The solution is to simply take whatever method there was to search for the text before the cursor, and use it to match the text after the cursor as well. If a prefix tree is used, it is convenient to store the text to the right in reversed form for easier search. Most of the time the text after the cursor will be empty, so there won't be much overhead. When the cursor moves back, simply match the text both before and after the cursor, and only do autocomplete if something matches with both sides.
"United | America"
- " are the separators or the boundaries of the text box
- | is the cursor
- a string is a candidate for autocompletion if it matches "United " in the left search tree and matches " America" in the right search tree, so "States of" can be correctly inserted.
I modified the code to perform the reverse search as well. Both the original and the modified version are under LGPL
. For the cursor location code I modified this script
Text left and right of the cursor is shown for more clarity. Note that I didn't use any of the complex data structures mentioned, all we have is a simple array, as can be seen from the source.
It was pointed out that the idea is not new, but still it is surprising that as of now, it does not exist in mainstream applications. Zsh performs the kind of validation of paths that was mentioned earlier. Emacs does allow for backward/forward matching. And of course, I did not claim that matching with wildcards was a new idea, obviously this is only a subset of regular expression matching. The idea is only to use the cursor location and the claim that if there is already a mechanism for autocompleting in the traditional way, it can be extended to look forward from the cursor, without any overhead. Matching in a more general context is discussed for example here.
Many people have pointed out that in order to be useful, an autocomplete system has to be able to append both to the beginning and the end of the text, regardless of the cursor position. In this way "States|of" should also match "United States of America", the same holds for "t|f" for example. This feature is mostly independent of the original idea to take cursor position into account. One possible issue is that this way sometimes too many suggestions are offered, especially for short strings. An other issue is that if we allow to expand the string at both the beginning, the end and at cursor location, a simple structure such as prefix tree can not be used for matching, which could be a problem for large databases. Arbitrary matching based on regular expressions can be done of course, but it is computationally more expensive. Additionally, fuzzy matching can also be allowed, to correct misspellings, as Google Suggest does.

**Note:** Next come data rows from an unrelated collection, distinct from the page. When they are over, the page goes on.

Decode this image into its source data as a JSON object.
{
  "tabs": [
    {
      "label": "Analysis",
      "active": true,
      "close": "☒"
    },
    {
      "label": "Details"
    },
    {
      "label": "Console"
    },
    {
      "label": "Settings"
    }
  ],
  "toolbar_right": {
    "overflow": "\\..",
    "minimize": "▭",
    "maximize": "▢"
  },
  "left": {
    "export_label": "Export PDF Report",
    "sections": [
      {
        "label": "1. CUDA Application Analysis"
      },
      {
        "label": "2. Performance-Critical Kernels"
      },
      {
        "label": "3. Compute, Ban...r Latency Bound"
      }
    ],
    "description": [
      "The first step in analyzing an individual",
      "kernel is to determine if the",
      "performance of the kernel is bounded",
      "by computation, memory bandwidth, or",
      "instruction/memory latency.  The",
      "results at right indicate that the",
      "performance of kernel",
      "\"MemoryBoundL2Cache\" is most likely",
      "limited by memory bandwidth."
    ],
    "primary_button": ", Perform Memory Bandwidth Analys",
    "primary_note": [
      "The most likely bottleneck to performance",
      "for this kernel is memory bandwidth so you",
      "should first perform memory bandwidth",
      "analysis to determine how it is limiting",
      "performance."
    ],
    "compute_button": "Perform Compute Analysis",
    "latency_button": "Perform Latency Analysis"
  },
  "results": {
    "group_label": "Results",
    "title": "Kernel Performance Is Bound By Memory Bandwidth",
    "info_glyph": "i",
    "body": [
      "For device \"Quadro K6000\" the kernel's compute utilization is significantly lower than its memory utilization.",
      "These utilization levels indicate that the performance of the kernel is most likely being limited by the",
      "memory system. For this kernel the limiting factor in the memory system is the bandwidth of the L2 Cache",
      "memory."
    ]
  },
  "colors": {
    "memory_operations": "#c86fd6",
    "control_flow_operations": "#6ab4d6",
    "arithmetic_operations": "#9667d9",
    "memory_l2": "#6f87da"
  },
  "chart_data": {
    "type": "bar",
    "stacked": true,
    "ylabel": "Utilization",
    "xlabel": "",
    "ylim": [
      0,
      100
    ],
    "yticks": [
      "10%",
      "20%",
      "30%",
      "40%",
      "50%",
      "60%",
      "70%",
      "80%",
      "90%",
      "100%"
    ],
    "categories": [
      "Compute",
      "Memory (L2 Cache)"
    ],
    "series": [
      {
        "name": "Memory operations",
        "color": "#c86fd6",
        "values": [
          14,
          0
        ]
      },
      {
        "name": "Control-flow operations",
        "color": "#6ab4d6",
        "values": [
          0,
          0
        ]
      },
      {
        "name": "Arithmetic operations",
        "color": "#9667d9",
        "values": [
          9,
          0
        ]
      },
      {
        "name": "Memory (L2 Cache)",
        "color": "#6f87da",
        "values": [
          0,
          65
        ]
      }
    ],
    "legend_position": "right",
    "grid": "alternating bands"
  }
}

I appreciate all the comments and suggestions on reddit and news.yc. In particular, "zem" and "yxhuvud" on reddit pointed me to the "gaddag" data structure aimed at solving a similar problem when filling in crossword puzzles or playing scrabble.
As of now, Google has a new autocomplete behavior on their main search page which is more advanced than before and includes pretty much all that is suggested in this write-up, and more. For example the "Italia| football team" example works as expected (it seems that not the cursor location itself is used, but perhaps the difference between subsequent queries). Since July 2008 the write-up has been viewed close to half a million times and it has been covered on prominent usability blogs. I have sent the link in a suggestion to the Google Suggest mailing list, but did not receive a response. It is perhaps not too far-fetched to imagine that someone at Google might have picked up the idea from this post. If that was indeed the case, I have nothing against it obviously, that's why I wrote it in the first place, although I would have been glad to receive a message about it for some geek credit :)
(c) 2008. László Kozma